Joakim’s passion for the game found a whole new level of understanding and commitment when he moved to New York City with his mother prior to middle school. It was there that he linked with Green. The coach eventually convinced Joakim to pass on spending his summers in France. Joakim would stay with Mr. Green in Bed-Stuy instead, continuing his growth on the summer hard courts of NYC.
“Playing streetball in New York made me who I am,” Noah says. “It gave me that toughness—I don’t know if I would have had it if I didn’t move to New York. In New York basketball, everybody has a handle, everybody wants to cross a person, everybody is talking a lot of shit on the court. I’m proud to come from that. Because people think I’m French—I am French—but I’m not just French. I’m from New York.”
Joakim’s NY state of mind is a natural fit for adidas’ introduction of its coveted Boost technology to basketball. His reverence for Boost performance is genuine—he’s stoked about wearing the Crazylight Boost next season.
“I’m all about comfort in everything I wear—comfort over everything,” Noah says. “The Boost basketball shoe is a guard shoe—I feel like I’m a guard when I’m out there. For adidas to say, you’re a big man and we’re going to put you in a guard shoe, that’s me, that’s who I am. And it makes sense. When I’m playing, this is what I feel comfortable in. To be with such a big company and for them to let me be me, I appreciate that.”
Robbie Fuller, Design Director for Advanced Concepts at adidas, says Noah brings a universally respected style of play to the brand. “As we’re trying to bring quickness, fast and energy to the kids, he’s the perfect example of energy basketball,” Fuller says. “Any ball near the edge of the court, he’s diving to go get it. That makes the crowd happy and I think that makes high school coaches everywhere happy. They can point to him and say, Go give that extra effort and good things will happen.”
The growth spurt came during his junior year of high school. Mr. Green parlayed Noah’s extra inches into an official entry at the ABCD Camp. Joakim didn’t have any scholarship offers at the time. “The schools that were recruiting me were schools like Marist,” Noah remembers. “No disrespect to Marist, but those were the kind of schools recruiting me then—with no scholarship offers.”
Joakim changed the landscape by balling out at ABCD. Florida coach Billy Donovan noticed. “That’s how I got my ride,” Noah says. “Coach Donavan is smaller than me, but we have the same fight—the same dog, the same mentality when we play.”
Mr. Green passed away in April at the age of 63; the loss is still fresh and painful for Joakim. “It’s still difficult to talk about, Mr. Green was the best,” Noah says. “He opened up his home to me and I wouldn’t be in this position today if it weren’t for him. He had a tattoo that read, NOTHING PERSONAL, JUST BUSINESS. But that’s not at all who he was. He had the biggest heart and he would never turn his back on anyone.

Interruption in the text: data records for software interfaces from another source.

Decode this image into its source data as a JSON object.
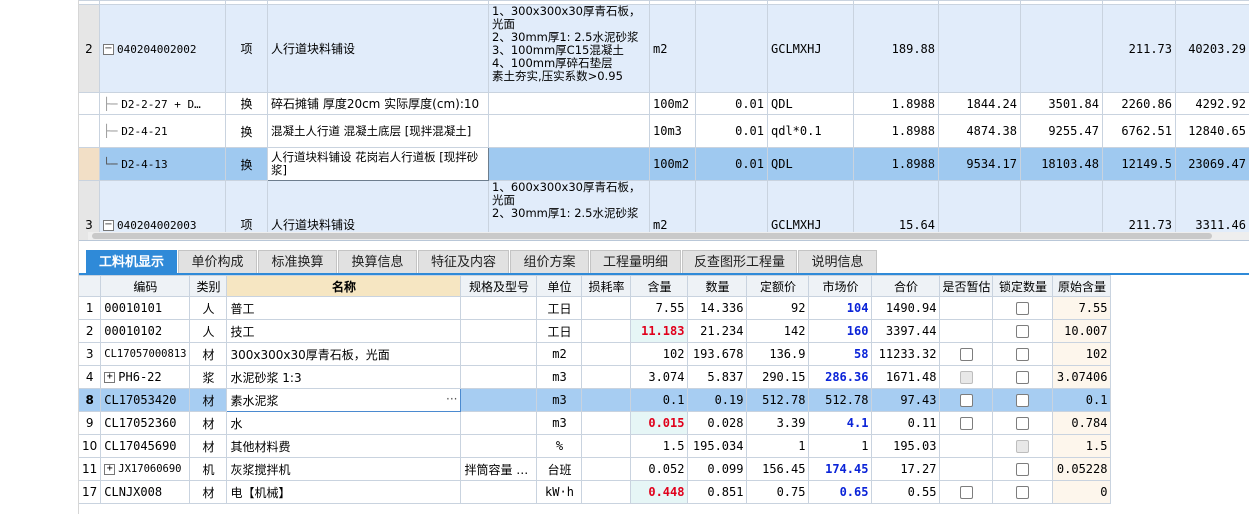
{
  "upper": {
    "rows": [
      {
        "num": "",
        "code": "",
        "type": "",
        "name": "",
        "features": "",
        "unit": "",
        "qty": "",
        "formula": "",
        "q2": "",
        "p1": "",
        "p2": "",
        "p3": "",
        "p4": ""
      },
      {
        "num": "2",
        "code": "040204002002",
        "type": "项",
        "name": "人行道块料铺设",
        "features": "1、300x300x30厚青石板，光面\n2、30mm厚1: 2.5水泥砂浆\n3、100mm厚C15混凝土\n4、100mm厚碎石垫层\n素土夯实,压实系数>0.95",
        "unit": "m2",
        "qty": "",
        "formula": "GCLMXHJ",
        "q2": "189.88",
        "p1": "",
        "p2": "",
        "p3": "211.73",
        "p4": "40203.29"
      },
      {
        "num": "",
        "code": "D2-2-27 + D…",
        "type": "换",
        "name": "碎石摊铺 厚度20cm  实际厚度(cm):10",
        "features": "",
        "unit": "100m2",
        "qty": "0.01",
        "formula": "QDL",
        "q2": "1.8988",
        "p1": "1844.24",
        "p2": "3501.84",
        "p3": "2260.86",
        "p4": "4292.92"
      },
      {
        "num": "",
        "code": "D2-4-21",
        "type": "换",
        "name": "混凝土人行道 混凝土底层  [现拌混凝土]",
        "features": "",
        "unit": "10m3",
        "qty": "0.01",
        "formula": "qdl*0.1",
        "q2": "1.8988",
        "p1": "4874.38",
        "p2": "9255.47",
        "p3": "6762.51",
        "p4": "12840.65"
      },
      {
        "num": "",
        "code": "D2-4-13",
        "type": "换",
        "name": "人行道块料铺设 花岗岩人行道板  [现拌砂浆]",
        "features": "",
        "unit": "100m2",
        "qty": "0.01",
        "formula": "QDL",
        "q2": "1.8988",
        "p1": "9534.17",
        "p2": "18103.48",
        "p3": "12149.5",
        "p4": "23069.47"
      },
      {
        "num": "3",
        "code": "040204002003",
        "type": "项",
        "name": "人行道块料铺设",
        "features": "1、600x300x30厚青石板，光面\n2、30mm厚1: 2.5水泥砂浆",
        "unit": "m2",
        "qty": "",
        "formula": "GCLMXHJ",
        "q2": "15.64",
        "p1": "",
        "p2": "",
        "p3": "211.73",
        "p4": "3311.46"
      }
    ]
  },
  "tabs": [
    "工料机显示",
    "单价构成",
    "标准换算",
    "换算信息",
    "特征及内容",
    "组价方案",
    "工程量明细",
    "反查图形工程量",
    "说明信息"
  ],
  "lower": {
    "headers": [
      "",
      "编码",
      "类别",
      "名称",
      "规格及型号",
      "单位",
      "损耗率",
      "含量",
      "数量",
      "定额价",
      "市场价",
      "合价",
      "是否暂估",
      "锁定数量",
      "原始含量"
    ],
    "rows": [
      {
        "idx": "1",
        "code": "00010101",
        "cat": "人",
        "name": "普工",
        "spec": "",
        "unit": "工日",
        "loss": "",
        "content": "7.55",
        "qty": "14.336",
        "quota": "92",
        "market": "104",
        "total": "1490.94",
        "orig": "7.55"
      },
      {
        "idx": "2",
        "code": "00010102",
        "cat": "人",
        "name": "技工",
        "spec": "",
        "unit": "工日",
        "loss": "",
        "content": "11.183",
        "qty": "21.234",
        "quota": "142",
        "market": "160",
        "total": "3397.44",
        "orig": "10.007"
      },
      {
        "idx": "3",
        "code": "CL17057000813",
        "cat": "材",
        "name": "300x300x30厚青石板，光面",
        "spec": "",
        "unit": "m2",
        "loss": "",
        "content": "102",
        "qty": "193.678",
        "quota": "136.9",
        "market": "58",
        "total": "11233.32",
        "orig": "102"
      },
      {
        "idx": "4",
        "code": "PH6-22",
        "cat": "浆",
        "name": "水泥砂浆 1:3",
        "spec": "",
        "unit": "m3",
        "loss": "",
        "content": "3.074",
        "qty": "5.837",
        "quota": "290.15",
        "market": "286.36",
        "total": "1671.48",
        "orig": "3.07406"
      },
      {
        "idx": "8",
        "code": "CL17053420",
        "cat": "材",
        "name": "素水泥浆",
        "spec": "",
        "unit": "m3",
        "loss": "",
        "content": "0.1",
        "qty": "0.19",
        "quota": "512.78",
        "market": "512.78",
        "total": "97.43",
        "orig": "0.1"
      },
      {
        "idx": "9",
        "code": "CL17052360",
        "cat": "材",
        "name": "水",
        "spec": "",
        "unit": "m3",
        "loss": "",
        "content": "0.015",
        "qty": "0.028",
        "quota": "3.39",
        "market": "4.1",
        "total": "0.11",
        "orig": "0.784"
      },
      {
        "idx": "10",
        "code": "CL17045690",
        "cat": "材",
        "name": "其他材料费",
        "spec": "",
        "unit": "%",
        "loss": "",
        "content": "1.5",
        "qty": "195.034",
        "quota": "1",
        "market": "1",
        "total": "195.03",
        "orig": "1.5"
      },
      {
        "idx": "11",
        "code": "JX17060690",
        "cat": "机",
        "name": "灰浆搅拌机",
        "spec": "拌筒容量 …",
        "unit": "台班",
        "loss": "",
        "content": "0.052",
        "qty": "0.099",
        "quota": "156.45",
        "market": "174.45",
        "total": "17.27",
        "orig": "0.05228"
      },
      {
        "idx": "17",
        "code": "CLNJX008",
        "cat": "材",
        "name": "电【机械】",
        "spec": "",
        "unit": "kW·h",
        "loss": "",
        "content": "0.448",
        "qty": "0.851",
        "quota": "0.75",
        "market": "0.65",
        "total": "0.55",
        "orig": "0"
      }
    ]
  },
  "icons": {
    "expand": "+",
    "collapse": "−",
    "ellipsis": "···"
  },
  "colors": {
    "tab_active": "#2f8ad8",
    "selected_row": "#9fc9f0",
    "red_value": "#e0001b",
    "blue_value": "#0a23d8"
  }
}
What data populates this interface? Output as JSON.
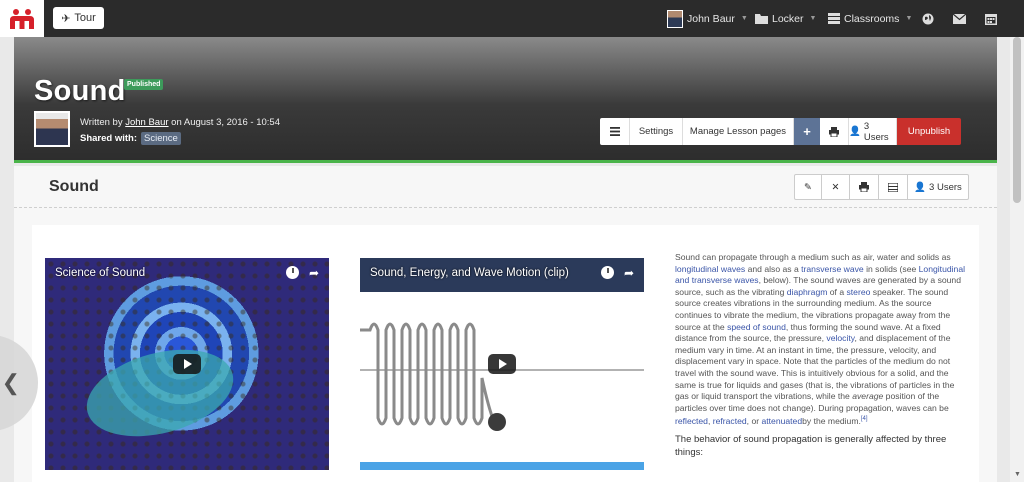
{
  "nav": {
    "tour_label": "Tour",
    "user_name": "John Baur",
    "locker_label": "Locker",
    "classrooms_label": "Classrooms"
  },
  "header": {
    "title": "Sound",
    "status_badge": "Published",
    "written_by_prefix": "Written by ",
    "author": "John Baur",
    "date_text": " on August 3, 2016 - 10:54",
    "shared_label": "Shared with:",
    "shared_tag": "Science",
    "actions": {
      "settings": "Settings",
      "manage_pages": "Manage Lesson pages",
      "users": "3 Users",
      "unpublish": "Unpublish"
    }
  },
  "section": {
    "title": "Sound",
    "users": "3 Users"
  },
  "videos": [
    {
      "title": "Science of Sound"
    },
    {
      "title": "Sound, Energy, and Wave Motion (clip)"
    }
  ],
  "article": {
    "t1": "Sound can propagate through a medium such as air, water and solids as ",
    "l1": "longitudinal waves",
    "t2": " and also as a ",
    "l2": "transverse wave",
    "t3": " in solids (see ",
    "l3": "Longitudinal and transverse waves",
    "t4": ", below). The sound waves are generated by a sound source, such as the vibrating ",
    "l4": "diaphragm",
    "t5": " of a ",
    "l5": "stereo",
    "t6": " speaker. The sound source creates vibrations in the surrounding medium. As the source continues to vibrate the medium, the vibrations propagate away from the source at the ",
    "l6": "speed of sound",
    "t7": ", thus forming the sound wave. At a fixed distance from the source, the pressure, ",
    "l7": "velocity",
    "t8": ", and displacement of the medium vary in time. At an instant in time, the pressure, velocity, and displacement vary in space. Note that the particles of the medium do not travel with the sound wave. This is intuitively obvious for a solid, and the same is true for liquids and gases (that is, the vibrations of particles in the gas or liquid transport the vibrations, while the ",
    "em1": "average",
    "t9": " position of the particles over time does not change). During propagation, waves can be ",
    "l8": "reflected",
    "t10": ", ",
    "l9": "refracted",
    "t11": ", or ",
    "l10": "attenuated",
    "t12": "by the medium.",
    "cite": "[4]",
    "heading": "The behavior of sound propagation is generally affected by three things:"
  }
}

“And that’s what I respect. When we had our team in the summertime—Team Noah—I would always tell him that it’s not about having the best kids. It’s not about winning or losing. I just want my kids to have a good time. I like to see the kids smiling—that’s what Mr. Green was all about. It’s bigger than basketball with Mr. Green.”
The example set by Mr. Green will live with Joakim for decades to come. He is committed to giving back to the community through his Noah’s Arc Foundation and by using the global platform provided by adidas to reach youth.
“I am very proud to be a part of adidas because the brand is a big part of my heritage. The brand means a lot to me. I’m very comfortable here,” Noah says. “It all brings me back to Mr. Green and those special days—sleeping on the floor at ABCD Camp as a ball boy. Those were the best days of my life, man.”